How many times have you heard this or similar: “Hey, can’t we just build a ‘wrapper’ app around our mobile web site or web app? We just need to be present in the Play Store with anything, really”? Then you start to explain to people why that is a good or bad idea and how their mobile web app might be completely wrongly architected for such an endeavour. At this point the topic of Phonegap usually pops up and “that it should just take a couple of minutes to get that all done, right”. The story goes on and on from here.

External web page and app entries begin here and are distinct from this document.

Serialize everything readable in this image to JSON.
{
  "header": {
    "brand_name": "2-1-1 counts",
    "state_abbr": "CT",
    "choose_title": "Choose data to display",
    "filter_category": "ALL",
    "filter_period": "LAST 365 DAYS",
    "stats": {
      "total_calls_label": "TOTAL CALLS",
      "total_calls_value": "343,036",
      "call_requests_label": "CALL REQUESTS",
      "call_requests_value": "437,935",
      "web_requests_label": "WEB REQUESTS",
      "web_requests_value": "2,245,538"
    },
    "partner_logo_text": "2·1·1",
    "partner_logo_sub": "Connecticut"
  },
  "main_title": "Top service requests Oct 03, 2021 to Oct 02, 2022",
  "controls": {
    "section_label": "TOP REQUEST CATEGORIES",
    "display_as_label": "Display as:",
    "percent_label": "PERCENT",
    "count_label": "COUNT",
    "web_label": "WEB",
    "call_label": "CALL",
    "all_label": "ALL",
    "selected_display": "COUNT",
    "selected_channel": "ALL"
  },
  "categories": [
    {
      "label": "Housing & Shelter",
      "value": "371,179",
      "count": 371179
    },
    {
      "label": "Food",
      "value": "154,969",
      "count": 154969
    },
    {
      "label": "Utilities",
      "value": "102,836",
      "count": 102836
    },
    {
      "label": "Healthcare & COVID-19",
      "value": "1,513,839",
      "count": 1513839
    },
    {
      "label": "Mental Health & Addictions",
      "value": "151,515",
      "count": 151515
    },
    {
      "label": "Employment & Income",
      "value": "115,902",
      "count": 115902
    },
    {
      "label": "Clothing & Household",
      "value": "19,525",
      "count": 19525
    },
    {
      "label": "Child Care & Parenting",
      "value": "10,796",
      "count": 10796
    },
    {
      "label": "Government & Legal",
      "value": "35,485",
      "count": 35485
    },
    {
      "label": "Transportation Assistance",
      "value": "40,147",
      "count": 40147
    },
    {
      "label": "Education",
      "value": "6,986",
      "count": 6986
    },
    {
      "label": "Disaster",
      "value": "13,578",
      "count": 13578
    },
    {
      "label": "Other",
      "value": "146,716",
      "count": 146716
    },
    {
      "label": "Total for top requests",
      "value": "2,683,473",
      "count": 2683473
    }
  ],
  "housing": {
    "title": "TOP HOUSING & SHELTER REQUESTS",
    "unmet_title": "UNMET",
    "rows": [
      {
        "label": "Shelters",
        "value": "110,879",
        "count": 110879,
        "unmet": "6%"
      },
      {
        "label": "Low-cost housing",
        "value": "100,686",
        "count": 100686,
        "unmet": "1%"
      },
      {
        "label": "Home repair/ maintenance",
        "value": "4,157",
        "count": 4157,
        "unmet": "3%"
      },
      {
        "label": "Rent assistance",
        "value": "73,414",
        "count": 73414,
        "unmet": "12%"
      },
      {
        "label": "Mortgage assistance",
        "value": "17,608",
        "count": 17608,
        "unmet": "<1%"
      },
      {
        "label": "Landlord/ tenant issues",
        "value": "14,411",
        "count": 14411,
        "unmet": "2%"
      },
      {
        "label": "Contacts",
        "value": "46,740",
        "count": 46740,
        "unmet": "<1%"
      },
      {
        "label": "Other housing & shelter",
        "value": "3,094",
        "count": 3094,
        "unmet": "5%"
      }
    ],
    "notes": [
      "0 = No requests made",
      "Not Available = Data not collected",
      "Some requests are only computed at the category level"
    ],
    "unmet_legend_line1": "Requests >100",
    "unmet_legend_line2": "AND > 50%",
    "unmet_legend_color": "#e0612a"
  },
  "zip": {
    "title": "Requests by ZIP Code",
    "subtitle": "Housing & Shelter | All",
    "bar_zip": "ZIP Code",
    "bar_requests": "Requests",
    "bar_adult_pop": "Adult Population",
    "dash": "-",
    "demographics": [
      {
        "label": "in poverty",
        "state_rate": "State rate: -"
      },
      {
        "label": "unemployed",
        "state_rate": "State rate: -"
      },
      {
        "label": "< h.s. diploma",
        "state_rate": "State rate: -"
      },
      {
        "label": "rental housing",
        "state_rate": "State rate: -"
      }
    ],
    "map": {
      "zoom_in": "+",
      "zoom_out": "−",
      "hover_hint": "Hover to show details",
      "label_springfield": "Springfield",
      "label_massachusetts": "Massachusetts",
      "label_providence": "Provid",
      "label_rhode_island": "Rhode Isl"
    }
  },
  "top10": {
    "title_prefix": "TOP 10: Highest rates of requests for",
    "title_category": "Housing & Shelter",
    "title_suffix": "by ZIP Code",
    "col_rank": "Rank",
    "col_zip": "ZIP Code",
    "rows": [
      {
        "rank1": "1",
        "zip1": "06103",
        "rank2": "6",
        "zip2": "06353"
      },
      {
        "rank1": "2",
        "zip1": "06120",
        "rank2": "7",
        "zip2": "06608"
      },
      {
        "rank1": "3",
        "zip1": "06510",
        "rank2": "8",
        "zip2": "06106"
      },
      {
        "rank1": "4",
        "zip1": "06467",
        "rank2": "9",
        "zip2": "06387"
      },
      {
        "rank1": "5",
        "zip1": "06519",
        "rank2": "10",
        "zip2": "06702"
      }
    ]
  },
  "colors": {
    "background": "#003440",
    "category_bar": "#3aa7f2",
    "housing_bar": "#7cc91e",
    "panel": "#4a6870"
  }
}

But in all seriousness, Android’s WebView has its place. It’s a reasonably versatile and more or less well designed component Android developers can use to embed browser-based elements into their app. And yes - it can also be used to drive a complete mobile web app inside of your actual Android app. But it is clearly its own beast and it can create a lot of havoc in the heart of your app, too. Starting with having to deal with performance problems, having to implement support for older implementations of the Android WebView in your Markup, CSS and JS code, up to inadvertently opening up potential security holes.
This talk comprises multiple parts. After an introduction of the WebView as a concept and the current fragmented WebView implementation landscape we’re going to have a look at the APIs involved. From there we’ll talk about how to get a basic implementation of a properly secured and well-working WebView component setup in your App. That alone can contain a variety of rather unexpected challenges. If you haven’t had enough at this stage, it’s gonna get really interesting. How can you deal with what we’ve coined lovingly “OAS” - short for Old Android Support - in your WebView? And how to find out which of all the modern web API stuff you’d probably happily use in a modern version of Chrome? Can it actually be used in your WebView-based Android-App and at what cost?